A huge fire tore through at least half of the Grande-Synthe migrant camp outside the northern French city of Dunkirk injuring at least ten.
Witnesses said the fire broke out following a row between Kurdish and Afghan migrants which left six with knife wounds, according to Daily Mail.
The camp was shelter to some 1,500 people by the end of March living in closely-packed wooden huts, hundreds of whom may now be homeless.
Local officials said the blaze had affected around 20 of the huts, each of which typically accommodates four people.
A massive plume of smoke rose from the camp into the night sky and was visible from several kilometres away.
"There is nothing left but a heap of ashes," Michel Lalande, prefect of France's Nord region, told reporters at the scene as firefighters continued to battle the flames.
"It will be impossible to put the huts back where they were before."
Lalande said the blaze had been started after a fight on Monday afternoon between Afghans and Kurds at the camp.
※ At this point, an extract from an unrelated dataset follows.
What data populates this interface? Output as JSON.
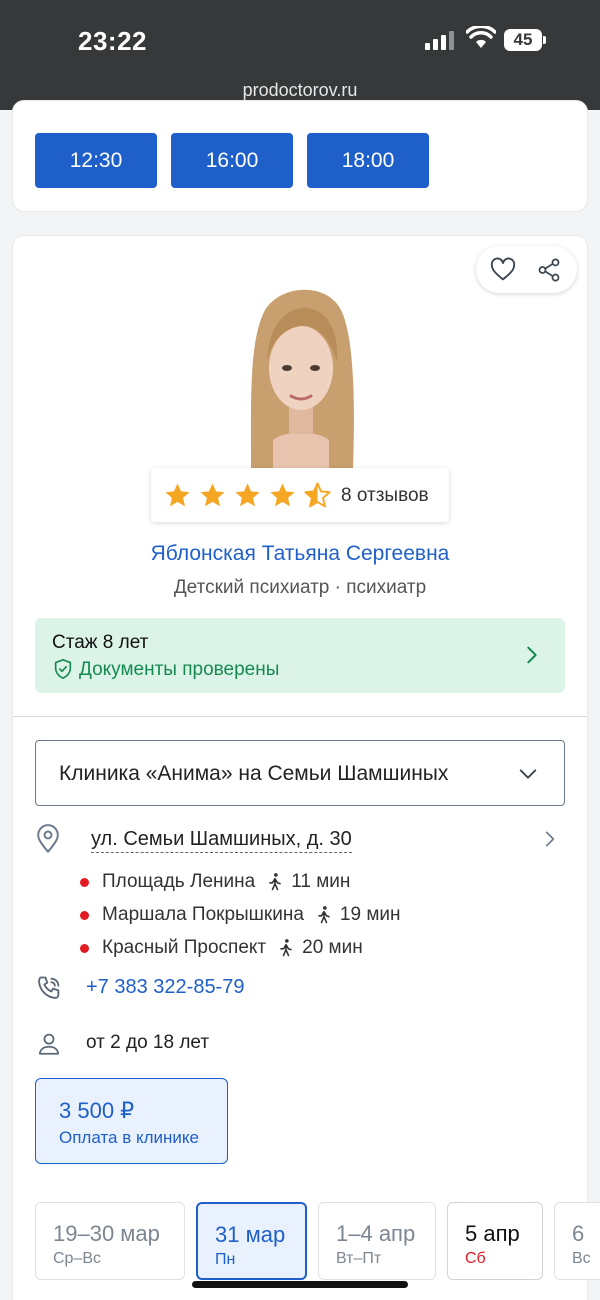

French officials had said in mid-March that security forces were planning to start dismantling the camp following clashes at the site.
The population of the Grande-Synthe camp has swelled since the destruction last October of the squalid "Jungle" camp near Calais, about 23 miles away.
Grande-Synthe was billed as the first camp opened with 'humanitarian standards' in March 2016.
It was meant to be a world away from the squalid mess of the former Jungle camp situated 23 miles away in Calais.
It was set up in a joint venture between the charity Doctors without Borders and the local Dunkirk authority at a cost of £2m.
For more than a decade France's northern coast has been a magnet for refugees and migrants trying to reach Britain, with French authorities repeatedly tearing down camps in the region.
Migrants gather along the northern coast in France seeking to break into trucks heading to Britain or pay smugglers to help them get across the Channel.
Following its official opening in March last year, Help for Refugees said: "We recognise this as a very positive and ground-breaking step taken by the local authority in Grande Synthe.
They have acknowledged the basic human rights of the people within the camp and are striving to restore dignity to those in need."
However, there have been several violent incidents at the Grande-Synthe camp, with police intervening last month after five men were injured in a fight.
While another man was stabbed in November.
"It's no longer just a question of re-establishing public order in the camp" said Bruno Le Roux, France's interior minister, during a hearing at the French Senate.
Adding that France should proceed with a "progressive dismantling of the camp which should start as soon as possible."